■ **What you should do**: Look through the listing for the string "Visual" and copy out every line that holds it.

■ **Material for this exercise**:
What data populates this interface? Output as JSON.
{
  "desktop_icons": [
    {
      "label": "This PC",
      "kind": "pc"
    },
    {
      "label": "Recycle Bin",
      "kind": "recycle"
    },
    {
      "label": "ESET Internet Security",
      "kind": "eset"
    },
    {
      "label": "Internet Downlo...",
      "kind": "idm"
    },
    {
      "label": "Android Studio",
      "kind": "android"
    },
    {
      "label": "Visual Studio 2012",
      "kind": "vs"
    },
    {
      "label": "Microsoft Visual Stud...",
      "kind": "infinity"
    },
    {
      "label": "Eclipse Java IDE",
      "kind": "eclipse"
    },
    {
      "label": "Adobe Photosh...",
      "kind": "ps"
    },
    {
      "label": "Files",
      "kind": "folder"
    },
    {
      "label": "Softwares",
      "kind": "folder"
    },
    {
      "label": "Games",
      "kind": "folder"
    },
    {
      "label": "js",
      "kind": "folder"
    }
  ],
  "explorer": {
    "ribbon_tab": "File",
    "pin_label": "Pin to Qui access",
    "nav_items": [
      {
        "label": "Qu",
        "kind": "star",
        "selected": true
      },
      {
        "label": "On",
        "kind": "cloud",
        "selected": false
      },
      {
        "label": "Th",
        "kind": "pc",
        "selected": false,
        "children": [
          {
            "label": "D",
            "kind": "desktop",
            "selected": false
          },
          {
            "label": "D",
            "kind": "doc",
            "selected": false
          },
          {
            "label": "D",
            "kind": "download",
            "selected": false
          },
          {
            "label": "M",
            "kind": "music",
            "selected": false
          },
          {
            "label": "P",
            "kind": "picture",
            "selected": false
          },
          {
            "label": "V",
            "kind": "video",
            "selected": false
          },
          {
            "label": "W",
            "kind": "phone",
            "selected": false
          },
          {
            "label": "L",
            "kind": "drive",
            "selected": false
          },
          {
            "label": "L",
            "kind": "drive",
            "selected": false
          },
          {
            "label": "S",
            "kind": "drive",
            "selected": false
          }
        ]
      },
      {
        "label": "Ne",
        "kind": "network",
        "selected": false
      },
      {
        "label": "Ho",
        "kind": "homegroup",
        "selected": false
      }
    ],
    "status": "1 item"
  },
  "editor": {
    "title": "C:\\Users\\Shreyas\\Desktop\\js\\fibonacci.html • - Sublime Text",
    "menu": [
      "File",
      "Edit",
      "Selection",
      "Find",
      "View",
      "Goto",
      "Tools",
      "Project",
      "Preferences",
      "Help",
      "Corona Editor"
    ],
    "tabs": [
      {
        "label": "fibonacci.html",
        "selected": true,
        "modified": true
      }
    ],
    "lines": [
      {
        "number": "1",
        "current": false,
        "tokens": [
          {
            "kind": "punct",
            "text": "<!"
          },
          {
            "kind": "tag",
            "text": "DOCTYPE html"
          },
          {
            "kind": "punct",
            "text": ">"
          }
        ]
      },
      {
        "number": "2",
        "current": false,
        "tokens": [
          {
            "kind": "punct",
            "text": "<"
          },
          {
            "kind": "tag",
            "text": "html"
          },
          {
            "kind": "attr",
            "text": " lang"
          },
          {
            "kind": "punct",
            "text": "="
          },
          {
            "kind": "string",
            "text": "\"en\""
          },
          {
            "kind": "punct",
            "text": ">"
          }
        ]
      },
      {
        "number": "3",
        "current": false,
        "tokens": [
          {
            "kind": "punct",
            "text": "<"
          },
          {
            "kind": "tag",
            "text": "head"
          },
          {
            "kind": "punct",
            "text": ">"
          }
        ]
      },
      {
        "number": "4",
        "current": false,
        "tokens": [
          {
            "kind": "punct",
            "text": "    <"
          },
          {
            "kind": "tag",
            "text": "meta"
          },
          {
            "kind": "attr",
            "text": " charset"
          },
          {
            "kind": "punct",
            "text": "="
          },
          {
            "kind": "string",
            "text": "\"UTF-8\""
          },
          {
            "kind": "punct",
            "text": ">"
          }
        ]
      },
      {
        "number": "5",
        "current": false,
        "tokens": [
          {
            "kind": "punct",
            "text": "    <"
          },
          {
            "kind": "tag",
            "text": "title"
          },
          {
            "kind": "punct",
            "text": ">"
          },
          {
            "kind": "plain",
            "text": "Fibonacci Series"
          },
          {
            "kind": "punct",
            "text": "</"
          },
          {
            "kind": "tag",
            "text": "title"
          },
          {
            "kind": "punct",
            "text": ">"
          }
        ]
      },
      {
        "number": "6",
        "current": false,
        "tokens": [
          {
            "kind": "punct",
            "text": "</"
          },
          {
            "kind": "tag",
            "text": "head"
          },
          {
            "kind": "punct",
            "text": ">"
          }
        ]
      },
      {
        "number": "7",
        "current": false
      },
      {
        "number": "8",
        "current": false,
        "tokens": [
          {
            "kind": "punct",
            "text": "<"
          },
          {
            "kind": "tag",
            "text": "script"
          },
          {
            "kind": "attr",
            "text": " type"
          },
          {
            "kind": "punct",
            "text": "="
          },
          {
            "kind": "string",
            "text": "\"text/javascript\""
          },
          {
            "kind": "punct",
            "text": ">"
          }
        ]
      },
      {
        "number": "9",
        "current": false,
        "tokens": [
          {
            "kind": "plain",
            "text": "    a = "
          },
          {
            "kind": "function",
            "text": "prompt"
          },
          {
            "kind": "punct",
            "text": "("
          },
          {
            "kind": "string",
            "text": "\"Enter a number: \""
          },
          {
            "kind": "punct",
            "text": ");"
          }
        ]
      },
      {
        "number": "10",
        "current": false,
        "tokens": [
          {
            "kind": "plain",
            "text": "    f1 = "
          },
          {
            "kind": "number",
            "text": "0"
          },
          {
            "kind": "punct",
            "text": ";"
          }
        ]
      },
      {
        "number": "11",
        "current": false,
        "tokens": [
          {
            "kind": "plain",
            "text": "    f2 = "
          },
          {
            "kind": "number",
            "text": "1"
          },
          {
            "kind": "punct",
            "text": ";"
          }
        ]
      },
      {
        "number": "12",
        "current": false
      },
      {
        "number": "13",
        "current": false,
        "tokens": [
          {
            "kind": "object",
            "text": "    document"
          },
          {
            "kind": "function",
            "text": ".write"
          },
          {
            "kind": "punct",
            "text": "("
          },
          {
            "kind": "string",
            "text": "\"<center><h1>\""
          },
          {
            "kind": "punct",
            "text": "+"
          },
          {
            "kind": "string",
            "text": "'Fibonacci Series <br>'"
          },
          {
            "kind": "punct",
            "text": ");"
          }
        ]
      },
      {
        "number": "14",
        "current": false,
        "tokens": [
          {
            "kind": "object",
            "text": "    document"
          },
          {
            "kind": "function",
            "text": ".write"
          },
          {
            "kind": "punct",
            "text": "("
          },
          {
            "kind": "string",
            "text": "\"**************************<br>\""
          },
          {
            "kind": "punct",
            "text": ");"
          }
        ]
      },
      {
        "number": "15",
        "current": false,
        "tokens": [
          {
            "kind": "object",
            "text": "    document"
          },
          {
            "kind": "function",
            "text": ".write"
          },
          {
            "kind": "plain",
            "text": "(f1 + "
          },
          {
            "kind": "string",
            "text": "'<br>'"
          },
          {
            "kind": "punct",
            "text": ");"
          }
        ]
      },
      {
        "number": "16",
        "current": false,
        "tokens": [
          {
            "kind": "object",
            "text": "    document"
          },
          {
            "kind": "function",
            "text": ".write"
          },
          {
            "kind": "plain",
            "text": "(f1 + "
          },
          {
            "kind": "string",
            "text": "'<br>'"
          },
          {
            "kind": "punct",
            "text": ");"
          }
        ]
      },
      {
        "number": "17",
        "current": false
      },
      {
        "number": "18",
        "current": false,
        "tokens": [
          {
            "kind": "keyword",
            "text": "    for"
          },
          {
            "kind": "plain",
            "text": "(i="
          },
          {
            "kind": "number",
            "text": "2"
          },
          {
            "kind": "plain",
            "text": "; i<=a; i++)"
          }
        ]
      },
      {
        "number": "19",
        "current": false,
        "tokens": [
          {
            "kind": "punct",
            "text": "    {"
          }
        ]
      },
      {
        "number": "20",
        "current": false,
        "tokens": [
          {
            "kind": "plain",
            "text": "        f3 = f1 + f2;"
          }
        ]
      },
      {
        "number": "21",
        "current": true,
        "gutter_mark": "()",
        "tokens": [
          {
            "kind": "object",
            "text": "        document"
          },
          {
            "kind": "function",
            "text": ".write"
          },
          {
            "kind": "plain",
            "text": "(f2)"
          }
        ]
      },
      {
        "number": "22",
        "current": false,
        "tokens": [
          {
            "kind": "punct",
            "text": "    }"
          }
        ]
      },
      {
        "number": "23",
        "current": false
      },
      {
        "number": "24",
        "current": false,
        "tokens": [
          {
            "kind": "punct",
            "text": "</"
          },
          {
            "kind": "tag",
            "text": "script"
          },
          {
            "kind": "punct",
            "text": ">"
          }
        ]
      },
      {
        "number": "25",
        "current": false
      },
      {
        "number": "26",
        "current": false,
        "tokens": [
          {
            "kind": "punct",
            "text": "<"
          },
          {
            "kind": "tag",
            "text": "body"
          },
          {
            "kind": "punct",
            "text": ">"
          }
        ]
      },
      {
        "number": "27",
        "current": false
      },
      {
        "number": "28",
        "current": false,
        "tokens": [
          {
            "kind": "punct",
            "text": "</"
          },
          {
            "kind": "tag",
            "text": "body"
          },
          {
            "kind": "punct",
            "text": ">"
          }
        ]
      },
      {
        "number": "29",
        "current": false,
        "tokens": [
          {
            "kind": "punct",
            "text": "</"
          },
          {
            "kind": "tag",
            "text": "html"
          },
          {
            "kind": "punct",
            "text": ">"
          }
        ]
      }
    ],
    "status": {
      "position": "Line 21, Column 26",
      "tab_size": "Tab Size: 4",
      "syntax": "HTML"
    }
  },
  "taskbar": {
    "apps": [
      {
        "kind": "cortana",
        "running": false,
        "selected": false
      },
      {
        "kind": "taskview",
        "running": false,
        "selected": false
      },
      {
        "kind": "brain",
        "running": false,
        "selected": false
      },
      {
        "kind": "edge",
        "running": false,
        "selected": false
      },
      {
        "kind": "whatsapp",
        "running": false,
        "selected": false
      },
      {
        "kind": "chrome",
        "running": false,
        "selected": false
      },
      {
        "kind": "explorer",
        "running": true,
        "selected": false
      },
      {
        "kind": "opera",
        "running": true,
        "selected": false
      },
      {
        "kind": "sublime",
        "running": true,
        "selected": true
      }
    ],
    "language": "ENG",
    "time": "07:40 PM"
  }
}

■ **Response to this task**:
      "label": "Visual Studio 2012",
      "label": "Microsoft Visual Stud...",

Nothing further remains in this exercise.